WHAT THE TASK REQUIRES:
Where "JSON" occurs in a line of the entries below, copy that line.

Stored dataset items:
-- Opening Marker --

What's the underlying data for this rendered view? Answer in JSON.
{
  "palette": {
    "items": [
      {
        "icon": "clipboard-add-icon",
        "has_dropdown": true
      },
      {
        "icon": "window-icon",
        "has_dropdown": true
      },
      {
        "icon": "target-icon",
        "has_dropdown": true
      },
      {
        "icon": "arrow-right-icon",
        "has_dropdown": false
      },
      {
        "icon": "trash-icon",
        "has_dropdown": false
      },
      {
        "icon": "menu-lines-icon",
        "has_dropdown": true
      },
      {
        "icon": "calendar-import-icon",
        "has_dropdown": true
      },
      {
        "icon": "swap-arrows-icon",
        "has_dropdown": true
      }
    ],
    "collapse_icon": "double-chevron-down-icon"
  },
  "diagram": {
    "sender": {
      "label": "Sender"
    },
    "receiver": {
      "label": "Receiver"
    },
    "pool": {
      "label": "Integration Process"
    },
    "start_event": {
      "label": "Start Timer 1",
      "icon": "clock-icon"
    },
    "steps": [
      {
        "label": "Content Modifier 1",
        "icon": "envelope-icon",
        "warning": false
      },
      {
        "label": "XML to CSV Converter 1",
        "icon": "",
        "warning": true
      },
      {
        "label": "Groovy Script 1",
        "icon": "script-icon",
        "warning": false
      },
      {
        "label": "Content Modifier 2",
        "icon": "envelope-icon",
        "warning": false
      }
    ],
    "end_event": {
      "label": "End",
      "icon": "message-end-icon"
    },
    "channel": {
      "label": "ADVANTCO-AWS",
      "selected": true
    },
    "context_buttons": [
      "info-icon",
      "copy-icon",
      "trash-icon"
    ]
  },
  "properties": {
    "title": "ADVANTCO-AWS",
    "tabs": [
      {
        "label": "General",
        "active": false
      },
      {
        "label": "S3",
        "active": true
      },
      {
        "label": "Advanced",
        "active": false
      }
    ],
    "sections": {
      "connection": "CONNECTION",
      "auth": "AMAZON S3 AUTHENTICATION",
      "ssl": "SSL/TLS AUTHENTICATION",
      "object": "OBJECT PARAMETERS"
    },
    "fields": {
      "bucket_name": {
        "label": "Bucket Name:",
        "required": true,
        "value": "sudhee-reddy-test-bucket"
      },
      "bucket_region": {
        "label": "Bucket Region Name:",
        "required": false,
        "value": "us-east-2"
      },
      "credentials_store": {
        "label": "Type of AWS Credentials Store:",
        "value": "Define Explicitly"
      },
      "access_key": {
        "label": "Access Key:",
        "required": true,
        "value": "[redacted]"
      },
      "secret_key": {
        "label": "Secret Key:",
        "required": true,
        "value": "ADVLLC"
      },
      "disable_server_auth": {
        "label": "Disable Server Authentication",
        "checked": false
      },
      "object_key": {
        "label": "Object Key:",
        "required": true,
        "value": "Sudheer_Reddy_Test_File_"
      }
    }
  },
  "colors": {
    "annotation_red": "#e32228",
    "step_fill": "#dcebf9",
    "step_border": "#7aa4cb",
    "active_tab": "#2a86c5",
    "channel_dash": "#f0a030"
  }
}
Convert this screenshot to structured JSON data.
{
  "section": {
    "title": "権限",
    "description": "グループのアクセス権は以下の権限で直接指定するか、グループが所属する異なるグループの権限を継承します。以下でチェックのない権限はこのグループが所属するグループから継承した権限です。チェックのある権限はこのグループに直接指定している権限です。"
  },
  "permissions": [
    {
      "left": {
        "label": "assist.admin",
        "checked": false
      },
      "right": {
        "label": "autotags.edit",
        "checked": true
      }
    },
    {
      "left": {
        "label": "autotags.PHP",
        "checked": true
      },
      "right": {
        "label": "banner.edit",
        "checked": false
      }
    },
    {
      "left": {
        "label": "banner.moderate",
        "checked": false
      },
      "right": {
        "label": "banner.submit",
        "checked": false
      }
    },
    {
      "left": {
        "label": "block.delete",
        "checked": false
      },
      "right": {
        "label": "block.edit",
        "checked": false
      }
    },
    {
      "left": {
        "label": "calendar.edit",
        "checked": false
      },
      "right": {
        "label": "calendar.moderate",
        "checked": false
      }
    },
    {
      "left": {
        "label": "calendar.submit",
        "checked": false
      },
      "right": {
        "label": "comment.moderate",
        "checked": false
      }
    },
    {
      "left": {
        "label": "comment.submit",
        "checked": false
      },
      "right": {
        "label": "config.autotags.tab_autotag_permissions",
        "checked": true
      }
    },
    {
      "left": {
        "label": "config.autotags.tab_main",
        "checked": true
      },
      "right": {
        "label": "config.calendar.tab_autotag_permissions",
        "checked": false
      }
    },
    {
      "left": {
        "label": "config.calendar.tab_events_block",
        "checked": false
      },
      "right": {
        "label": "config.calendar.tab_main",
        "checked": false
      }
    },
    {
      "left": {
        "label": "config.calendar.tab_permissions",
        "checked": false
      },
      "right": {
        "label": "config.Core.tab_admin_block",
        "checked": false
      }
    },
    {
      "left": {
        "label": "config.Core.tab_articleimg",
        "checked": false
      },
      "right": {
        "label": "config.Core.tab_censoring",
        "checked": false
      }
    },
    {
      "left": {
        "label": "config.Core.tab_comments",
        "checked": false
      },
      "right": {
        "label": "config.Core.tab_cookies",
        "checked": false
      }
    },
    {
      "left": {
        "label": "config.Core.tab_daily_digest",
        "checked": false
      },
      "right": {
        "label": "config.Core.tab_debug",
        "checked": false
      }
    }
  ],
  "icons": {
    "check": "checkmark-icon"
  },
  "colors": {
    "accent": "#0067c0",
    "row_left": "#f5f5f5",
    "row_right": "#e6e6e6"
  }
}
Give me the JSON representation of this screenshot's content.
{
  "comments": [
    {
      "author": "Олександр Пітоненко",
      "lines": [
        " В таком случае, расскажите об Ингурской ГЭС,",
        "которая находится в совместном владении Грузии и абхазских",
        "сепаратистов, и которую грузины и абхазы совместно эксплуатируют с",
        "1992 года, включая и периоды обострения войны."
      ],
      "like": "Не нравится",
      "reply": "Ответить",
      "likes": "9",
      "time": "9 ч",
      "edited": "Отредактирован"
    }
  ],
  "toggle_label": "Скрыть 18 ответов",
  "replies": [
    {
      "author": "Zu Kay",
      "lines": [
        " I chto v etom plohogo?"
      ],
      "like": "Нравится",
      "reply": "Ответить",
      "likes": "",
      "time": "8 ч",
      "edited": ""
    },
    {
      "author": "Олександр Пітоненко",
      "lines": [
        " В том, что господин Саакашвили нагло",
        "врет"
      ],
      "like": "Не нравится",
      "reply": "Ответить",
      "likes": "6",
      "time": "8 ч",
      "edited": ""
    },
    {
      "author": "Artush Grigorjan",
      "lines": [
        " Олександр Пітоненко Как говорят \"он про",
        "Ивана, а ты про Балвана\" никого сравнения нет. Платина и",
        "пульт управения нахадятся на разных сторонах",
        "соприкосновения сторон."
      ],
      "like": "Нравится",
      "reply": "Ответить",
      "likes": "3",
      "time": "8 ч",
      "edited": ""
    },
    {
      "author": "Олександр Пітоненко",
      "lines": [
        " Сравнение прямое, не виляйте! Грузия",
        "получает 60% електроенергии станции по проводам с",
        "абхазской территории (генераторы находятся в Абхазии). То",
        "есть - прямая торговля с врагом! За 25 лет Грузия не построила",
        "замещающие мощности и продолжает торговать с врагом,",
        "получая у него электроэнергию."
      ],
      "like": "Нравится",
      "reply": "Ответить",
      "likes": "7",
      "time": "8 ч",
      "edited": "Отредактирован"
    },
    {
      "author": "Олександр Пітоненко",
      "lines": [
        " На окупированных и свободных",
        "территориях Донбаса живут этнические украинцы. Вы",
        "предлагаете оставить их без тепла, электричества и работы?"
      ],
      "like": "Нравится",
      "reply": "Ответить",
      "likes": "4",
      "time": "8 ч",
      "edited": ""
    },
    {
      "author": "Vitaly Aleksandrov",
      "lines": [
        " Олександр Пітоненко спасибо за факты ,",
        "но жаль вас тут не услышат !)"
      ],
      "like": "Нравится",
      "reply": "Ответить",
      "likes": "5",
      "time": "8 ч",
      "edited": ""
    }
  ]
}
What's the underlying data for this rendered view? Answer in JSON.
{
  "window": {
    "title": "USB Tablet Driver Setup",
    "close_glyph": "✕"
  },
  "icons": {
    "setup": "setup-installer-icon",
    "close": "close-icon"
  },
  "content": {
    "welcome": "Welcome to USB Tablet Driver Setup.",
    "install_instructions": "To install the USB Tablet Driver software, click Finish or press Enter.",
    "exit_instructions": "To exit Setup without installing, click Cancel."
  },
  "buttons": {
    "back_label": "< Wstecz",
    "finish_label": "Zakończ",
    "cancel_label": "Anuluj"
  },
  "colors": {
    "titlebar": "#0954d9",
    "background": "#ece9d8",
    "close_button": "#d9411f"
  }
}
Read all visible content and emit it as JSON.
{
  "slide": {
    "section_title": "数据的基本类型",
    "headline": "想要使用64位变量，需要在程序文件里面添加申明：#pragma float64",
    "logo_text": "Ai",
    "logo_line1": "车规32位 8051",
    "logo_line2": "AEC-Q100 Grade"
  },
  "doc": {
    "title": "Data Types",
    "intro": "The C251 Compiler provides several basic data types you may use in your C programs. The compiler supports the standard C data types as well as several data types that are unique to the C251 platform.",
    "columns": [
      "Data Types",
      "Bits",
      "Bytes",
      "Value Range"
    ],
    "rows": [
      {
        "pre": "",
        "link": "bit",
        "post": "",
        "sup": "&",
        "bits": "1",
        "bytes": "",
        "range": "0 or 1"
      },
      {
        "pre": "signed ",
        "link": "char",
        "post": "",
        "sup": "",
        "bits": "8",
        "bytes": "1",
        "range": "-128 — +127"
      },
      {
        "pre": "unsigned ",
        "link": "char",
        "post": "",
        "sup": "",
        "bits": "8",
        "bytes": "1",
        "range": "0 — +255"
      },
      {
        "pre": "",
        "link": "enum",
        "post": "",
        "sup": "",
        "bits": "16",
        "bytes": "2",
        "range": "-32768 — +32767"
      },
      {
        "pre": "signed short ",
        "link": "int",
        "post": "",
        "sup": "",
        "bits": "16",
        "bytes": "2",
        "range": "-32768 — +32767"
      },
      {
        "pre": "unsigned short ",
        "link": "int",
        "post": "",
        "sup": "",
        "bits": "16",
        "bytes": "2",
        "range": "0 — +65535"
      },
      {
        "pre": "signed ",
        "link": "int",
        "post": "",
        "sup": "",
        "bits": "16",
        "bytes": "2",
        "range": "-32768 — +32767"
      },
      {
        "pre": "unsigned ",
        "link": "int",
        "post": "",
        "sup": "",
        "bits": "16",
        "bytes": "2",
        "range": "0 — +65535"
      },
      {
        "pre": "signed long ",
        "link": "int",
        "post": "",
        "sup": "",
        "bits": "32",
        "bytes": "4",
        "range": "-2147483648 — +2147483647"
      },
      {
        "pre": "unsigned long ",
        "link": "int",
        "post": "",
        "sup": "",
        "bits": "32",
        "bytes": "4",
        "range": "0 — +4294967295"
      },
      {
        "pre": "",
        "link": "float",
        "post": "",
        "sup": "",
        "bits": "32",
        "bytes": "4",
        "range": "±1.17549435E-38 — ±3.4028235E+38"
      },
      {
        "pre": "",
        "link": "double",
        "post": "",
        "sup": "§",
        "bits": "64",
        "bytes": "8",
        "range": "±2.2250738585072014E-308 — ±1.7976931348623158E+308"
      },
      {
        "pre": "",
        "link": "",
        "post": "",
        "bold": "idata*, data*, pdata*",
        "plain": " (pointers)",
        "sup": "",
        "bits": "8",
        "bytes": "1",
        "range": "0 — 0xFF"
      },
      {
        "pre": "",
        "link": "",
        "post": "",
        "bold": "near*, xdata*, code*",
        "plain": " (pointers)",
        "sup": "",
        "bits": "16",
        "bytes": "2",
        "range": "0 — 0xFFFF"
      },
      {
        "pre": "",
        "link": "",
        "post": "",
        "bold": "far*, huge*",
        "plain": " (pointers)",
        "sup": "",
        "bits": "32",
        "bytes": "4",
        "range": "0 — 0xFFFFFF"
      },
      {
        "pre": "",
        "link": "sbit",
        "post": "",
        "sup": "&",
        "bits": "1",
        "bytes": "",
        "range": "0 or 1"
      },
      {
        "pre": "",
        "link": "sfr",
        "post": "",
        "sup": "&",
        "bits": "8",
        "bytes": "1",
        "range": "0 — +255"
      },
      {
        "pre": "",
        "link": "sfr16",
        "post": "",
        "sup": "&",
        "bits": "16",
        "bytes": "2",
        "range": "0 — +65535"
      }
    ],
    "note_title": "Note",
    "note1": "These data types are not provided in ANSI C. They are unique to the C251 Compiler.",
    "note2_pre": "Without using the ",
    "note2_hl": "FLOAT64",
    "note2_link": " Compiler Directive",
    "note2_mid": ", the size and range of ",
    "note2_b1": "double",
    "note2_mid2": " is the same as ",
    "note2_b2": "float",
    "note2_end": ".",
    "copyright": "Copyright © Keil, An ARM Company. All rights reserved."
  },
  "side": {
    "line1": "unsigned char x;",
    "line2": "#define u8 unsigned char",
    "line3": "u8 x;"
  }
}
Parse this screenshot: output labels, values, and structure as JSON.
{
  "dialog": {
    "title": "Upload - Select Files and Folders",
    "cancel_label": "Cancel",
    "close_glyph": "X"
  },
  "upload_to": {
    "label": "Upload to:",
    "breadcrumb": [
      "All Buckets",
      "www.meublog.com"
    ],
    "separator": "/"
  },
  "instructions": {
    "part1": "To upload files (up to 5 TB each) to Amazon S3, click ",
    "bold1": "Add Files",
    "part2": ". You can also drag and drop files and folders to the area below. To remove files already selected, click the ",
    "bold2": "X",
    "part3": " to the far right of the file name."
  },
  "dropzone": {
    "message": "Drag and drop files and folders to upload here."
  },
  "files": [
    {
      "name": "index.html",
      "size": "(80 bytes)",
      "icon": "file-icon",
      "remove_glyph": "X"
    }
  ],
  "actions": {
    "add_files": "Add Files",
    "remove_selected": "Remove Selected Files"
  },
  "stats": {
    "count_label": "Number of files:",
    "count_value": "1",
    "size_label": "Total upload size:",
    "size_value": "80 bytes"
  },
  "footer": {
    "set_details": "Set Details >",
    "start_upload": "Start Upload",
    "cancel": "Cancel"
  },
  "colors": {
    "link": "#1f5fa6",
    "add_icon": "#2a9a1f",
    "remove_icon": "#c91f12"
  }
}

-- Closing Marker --

SOLUTION TO THIS TASK:
What's the underlying data for this rendered view? Answer in JSON.
Convert this screenshot to structured JSON data.
Give me the JSON representation of this screenshot's content.
What's the underlying data for this rendered view? Answer in JSON.
Read all visible content and emit it as JSON.
Parse this screenshot: output labels, values, and structure as JSON.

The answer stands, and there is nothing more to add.